AstraZeneca reckons it is worth.
Investor ambivalence is highlighted by BlackRock, the biggest
shareholder, which backed the board’s dismissal of Pfizer on price,
but also wants more talks down the road.
AstraZeneca always said it was ready to talk if Pfizer offered the
right price, but it also insisted that key execution risks had to be
addressed or eliminated, principally Pfizer's controversial plan to
make Britain its tax base, without which the financial logic of the
deal would collapse.
Things reached a nadir in the eyes of many of those involved when
Soriot told lawmakers that a merger could cost lives by delaying
vital new cancer drugs, a statement one person on Pfizer's side
described as "poisoning the well".
So could things have turned out differently? Yes, according to one
source in the AstraZeneca camp, who said Pfizer should simply have
moved faster. Read was right to spot the promise of AstraZeneca's
cancer pipeline but too slow to act.
The real tactical error, he said, was not to have gone with a bid in
November or pushed harder in January, before AstraZeneca shares took
heart from Soriot's audacious forecasts.
(Additional reporting by Anjuli Davies and Soyoung Kim; Editing by
[© 2014 Thomson Reuters. All rights
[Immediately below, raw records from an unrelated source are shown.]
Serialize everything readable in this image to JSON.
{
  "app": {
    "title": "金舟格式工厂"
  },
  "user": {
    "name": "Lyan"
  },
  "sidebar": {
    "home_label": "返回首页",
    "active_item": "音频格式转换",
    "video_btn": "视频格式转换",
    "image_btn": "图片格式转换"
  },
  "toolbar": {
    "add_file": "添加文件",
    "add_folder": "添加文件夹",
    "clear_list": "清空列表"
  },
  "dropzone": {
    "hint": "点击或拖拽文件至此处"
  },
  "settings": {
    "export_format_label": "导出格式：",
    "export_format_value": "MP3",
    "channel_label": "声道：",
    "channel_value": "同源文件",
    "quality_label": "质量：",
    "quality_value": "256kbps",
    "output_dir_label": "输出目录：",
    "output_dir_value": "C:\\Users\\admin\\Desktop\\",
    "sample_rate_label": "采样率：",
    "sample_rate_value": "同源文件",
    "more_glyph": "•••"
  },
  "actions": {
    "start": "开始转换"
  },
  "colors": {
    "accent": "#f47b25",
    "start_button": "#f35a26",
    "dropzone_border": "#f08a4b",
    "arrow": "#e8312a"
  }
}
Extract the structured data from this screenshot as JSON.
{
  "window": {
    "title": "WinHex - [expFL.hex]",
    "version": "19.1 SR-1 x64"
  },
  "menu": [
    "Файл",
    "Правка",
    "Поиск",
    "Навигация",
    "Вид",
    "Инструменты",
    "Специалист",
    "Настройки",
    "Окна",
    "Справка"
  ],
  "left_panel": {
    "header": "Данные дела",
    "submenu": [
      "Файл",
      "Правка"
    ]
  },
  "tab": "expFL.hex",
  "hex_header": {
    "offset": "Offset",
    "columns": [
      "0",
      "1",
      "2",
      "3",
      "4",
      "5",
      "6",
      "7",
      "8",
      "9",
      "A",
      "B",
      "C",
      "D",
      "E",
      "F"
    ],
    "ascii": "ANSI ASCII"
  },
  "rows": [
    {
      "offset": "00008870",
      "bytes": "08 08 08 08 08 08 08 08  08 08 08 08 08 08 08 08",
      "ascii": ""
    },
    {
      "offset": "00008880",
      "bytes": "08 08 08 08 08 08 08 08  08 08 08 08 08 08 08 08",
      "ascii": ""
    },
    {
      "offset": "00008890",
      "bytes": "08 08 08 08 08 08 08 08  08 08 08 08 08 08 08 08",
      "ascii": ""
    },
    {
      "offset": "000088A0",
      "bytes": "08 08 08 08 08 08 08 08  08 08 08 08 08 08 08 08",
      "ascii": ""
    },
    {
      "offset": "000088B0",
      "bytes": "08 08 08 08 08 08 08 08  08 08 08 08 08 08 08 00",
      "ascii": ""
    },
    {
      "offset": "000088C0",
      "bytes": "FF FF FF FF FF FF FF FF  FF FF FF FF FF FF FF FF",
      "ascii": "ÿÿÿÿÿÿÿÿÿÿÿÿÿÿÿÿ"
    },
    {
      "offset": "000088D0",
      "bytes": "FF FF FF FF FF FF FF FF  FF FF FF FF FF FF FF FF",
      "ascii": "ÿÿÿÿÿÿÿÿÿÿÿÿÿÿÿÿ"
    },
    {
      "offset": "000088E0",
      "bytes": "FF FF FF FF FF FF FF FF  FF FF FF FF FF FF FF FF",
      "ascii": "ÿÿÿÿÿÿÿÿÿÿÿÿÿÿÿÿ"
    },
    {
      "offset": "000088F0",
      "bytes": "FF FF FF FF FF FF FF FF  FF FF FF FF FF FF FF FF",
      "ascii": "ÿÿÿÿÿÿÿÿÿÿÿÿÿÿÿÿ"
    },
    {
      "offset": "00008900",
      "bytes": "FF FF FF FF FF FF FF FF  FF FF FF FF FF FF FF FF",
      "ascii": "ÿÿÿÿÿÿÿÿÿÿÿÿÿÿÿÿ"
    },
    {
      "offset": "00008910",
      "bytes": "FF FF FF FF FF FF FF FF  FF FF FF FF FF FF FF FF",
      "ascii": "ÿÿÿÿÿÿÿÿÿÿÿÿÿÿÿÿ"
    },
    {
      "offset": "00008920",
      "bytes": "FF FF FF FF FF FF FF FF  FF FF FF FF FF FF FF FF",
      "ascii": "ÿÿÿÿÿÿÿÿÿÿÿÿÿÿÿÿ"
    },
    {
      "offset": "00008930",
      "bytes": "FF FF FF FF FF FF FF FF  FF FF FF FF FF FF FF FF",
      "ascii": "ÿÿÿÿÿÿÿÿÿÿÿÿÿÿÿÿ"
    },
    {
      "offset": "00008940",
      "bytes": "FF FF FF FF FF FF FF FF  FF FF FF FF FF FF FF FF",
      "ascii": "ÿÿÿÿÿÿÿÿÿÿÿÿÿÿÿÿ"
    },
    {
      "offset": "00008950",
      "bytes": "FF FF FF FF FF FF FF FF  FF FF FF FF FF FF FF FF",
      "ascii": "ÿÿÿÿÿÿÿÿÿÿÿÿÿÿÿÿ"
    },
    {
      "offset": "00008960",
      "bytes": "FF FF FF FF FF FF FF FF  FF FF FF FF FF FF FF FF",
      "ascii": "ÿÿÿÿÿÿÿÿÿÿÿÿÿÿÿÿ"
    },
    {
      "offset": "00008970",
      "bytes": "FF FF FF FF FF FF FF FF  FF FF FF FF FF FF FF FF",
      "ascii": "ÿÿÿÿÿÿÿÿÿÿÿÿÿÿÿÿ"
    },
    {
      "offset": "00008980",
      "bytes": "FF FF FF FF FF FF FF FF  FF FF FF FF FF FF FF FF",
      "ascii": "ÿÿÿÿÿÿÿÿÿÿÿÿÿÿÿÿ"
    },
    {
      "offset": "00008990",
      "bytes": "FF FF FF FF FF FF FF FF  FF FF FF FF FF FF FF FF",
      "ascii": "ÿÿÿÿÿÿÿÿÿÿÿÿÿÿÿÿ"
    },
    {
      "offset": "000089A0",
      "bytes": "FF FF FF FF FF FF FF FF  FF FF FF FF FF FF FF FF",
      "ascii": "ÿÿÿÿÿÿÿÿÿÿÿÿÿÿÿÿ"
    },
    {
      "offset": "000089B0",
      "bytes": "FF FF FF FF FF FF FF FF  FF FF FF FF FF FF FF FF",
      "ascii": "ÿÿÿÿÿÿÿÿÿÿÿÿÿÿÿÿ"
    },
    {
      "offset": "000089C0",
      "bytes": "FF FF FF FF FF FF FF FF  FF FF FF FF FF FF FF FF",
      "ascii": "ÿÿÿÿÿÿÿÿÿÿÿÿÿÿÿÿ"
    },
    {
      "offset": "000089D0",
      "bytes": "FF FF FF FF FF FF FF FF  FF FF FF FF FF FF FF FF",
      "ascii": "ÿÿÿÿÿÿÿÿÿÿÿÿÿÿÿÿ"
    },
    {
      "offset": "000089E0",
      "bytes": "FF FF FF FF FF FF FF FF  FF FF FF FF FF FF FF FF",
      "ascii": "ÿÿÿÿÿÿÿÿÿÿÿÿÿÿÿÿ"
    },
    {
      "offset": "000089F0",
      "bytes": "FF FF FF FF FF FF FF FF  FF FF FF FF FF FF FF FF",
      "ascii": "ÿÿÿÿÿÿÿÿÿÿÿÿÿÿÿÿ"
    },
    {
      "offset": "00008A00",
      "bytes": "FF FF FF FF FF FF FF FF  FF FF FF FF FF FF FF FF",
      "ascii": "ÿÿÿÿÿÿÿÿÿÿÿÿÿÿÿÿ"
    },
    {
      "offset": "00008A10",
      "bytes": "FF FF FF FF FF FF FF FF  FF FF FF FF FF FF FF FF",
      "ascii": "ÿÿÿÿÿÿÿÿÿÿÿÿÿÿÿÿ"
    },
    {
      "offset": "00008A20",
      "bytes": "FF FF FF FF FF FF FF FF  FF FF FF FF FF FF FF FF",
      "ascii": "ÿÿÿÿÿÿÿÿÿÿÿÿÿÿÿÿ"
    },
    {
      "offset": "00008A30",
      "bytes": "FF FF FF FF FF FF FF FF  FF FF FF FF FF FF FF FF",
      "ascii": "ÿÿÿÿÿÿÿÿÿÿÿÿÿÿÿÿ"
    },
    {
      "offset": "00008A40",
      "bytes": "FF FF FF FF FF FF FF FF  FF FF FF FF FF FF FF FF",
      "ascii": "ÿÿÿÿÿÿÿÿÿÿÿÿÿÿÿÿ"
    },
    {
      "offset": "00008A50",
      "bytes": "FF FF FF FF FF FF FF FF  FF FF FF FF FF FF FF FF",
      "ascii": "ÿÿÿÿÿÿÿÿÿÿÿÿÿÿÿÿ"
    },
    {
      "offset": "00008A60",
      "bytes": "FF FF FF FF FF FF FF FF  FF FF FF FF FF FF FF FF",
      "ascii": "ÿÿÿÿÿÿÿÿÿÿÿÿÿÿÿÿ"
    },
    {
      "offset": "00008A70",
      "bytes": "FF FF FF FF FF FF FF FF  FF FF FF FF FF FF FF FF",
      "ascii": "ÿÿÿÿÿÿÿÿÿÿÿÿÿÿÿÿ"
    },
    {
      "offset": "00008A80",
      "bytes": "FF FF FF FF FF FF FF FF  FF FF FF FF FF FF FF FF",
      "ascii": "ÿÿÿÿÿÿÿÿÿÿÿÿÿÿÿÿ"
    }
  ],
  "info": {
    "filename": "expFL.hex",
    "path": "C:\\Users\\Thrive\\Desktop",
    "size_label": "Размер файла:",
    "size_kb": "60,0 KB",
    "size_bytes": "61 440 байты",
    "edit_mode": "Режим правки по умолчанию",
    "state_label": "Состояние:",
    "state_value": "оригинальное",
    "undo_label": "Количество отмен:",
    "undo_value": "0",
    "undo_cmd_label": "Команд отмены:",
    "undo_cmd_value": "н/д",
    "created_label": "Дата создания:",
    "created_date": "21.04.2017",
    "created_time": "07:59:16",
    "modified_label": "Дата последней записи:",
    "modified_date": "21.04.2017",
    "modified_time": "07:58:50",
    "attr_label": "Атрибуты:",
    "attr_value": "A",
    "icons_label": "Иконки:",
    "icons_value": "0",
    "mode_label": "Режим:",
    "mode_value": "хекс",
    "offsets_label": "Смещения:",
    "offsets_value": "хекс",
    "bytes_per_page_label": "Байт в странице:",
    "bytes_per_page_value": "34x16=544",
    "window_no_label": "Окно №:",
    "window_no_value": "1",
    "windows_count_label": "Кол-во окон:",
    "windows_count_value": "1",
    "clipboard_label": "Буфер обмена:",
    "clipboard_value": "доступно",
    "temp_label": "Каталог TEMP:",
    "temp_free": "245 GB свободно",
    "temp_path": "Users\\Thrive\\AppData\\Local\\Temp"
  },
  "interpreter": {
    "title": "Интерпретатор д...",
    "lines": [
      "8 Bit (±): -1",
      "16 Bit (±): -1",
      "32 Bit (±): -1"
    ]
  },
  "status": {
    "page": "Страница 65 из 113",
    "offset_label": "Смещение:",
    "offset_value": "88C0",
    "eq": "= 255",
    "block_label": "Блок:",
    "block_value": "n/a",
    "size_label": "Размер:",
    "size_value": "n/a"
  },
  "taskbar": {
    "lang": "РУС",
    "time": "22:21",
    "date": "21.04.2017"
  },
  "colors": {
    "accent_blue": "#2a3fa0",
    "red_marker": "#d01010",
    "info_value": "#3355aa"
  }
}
Copyright 2014 Reuters. All rights reserved. This material may not be published,
broadcast, rewritten or redistributed.